    3) The compiler might optimize it away by using a specialized memory addressing instruction, which most CPUs (even RISC) have, and which typically are just as fast as the direct instructions.
    4) Since types are typically aligned at power-of-two-boundaries, the multiplication is just a shift anyway.

    So that's not going to make a real difference.

    citizen: Have you tested this in release mode? Debug iterators often have a lot of overhead.
    All the buzzt!
    CornedBee

    "There is not now, nor has there ever been, nor will there ever be, any programming language in which it is the least bit difficult to write bad code."
    - Flon's Law

Page 1 of 2 12 LastLast
Popular pages Recent additions subscribe to a feed

Similar Threads
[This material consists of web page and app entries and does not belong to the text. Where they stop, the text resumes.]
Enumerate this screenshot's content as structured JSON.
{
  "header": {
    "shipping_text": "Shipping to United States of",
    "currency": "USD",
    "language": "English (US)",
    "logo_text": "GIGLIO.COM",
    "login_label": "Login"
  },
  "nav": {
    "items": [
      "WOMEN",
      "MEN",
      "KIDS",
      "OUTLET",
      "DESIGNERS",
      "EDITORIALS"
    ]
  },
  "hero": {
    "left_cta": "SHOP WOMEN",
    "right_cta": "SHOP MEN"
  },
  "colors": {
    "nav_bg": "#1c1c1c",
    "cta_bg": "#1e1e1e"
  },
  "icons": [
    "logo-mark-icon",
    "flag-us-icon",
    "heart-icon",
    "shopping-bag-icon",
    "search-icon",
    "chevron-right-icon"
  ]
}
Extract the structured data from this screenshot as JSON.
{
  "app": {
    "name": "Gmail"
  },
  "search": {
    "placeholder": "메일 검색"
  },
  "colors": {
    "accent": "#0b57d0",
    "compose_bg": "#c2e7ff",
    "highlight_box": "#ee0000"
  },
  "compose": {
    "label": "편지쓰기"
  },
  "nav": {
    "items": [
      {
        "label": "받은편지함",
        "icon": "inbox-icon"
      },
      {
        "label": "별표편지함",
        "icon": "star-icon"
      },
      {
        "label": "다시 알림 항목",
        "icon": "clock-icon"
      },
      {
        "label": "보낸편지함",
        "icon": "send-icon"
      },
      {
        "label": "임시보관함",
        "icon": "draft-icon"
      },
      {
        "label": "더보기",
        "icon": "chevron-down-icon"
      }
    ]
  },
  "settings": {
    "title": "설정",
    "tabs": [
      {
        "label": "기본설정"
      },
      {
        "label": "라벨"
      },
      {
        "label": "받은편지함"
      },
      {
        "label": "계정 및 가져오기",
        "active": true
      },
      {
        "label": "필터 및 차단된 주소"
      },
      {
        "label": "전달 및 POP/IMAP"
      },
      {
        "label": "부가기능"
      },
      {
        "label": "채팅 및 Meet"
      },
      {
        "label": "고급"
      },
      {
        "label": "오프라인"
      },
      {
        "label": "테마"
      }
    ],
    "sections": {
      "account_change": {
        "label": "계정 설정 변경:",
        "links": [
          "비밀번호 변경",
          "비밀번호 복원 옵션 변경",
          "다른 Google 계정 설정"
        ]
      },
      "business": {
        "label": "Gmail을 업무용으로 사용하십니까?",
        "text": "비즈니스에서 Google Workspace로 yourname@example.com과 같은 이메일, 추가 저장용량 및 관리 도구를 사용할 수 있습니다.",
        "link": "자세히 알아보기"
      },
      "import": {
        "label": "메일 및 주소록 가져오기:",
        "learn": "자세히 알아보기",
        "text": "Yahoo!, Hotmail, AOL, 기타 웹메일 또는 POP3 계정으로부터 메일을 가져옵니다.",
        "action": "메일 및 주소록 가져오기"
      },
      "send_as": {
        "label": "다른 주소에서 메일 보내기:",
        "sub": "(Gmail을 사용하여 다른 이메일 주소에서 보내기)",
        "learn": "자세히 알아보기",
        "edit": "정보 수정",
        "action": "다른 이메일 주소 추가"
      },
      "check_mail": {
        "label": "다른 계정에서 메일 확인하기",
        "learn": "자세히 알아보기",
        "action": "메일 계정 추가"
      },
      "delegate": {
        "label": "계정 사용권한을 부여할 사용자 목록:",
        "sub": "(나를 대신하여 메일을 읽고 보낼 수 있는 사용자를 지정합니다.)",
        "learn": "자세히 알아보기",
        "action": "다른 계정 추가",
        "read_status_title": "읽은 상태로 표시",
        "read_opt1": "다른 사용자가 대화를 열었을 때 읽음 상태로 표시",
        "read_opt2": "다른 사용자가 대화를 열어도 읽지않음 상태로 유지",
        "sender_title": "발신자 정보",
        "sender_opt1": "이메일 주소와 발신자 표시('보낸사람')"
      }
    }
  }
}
  1. Noob STL question about Containers.
    By Swerve in forum C++ Programming
    Replies: 2
    Last Post: 03-15-2009, 12:02 PM
  2. Bit arrays with STL containers
    By Mario F. in forum C++ Programming
    Replies: 23
    Last Post: 07-03-2007, 09:50 AM
  3. stl containers allocation in heap or stack?
    By sawer in forum C++ Programming
    Replies: 9
    Last Post: 08-06-2006, 03:08 PM
  4. Pointer Elements & STL Containers :: STL
    By kuphryn in forum C++ Programming
    Replies: 2
    Last Post: 09-30-2002, 08:13 PM
  5. STL: element-wise addition of the contents of two containers
    By geophyzzer in forum C++ Programming
    Replies: 4
    Last Post: 06-26-2002, 06:17 PM

1 2 3 4 5 6 7 8 9 10 11 12 13 14 15 16 17 18 19 20 21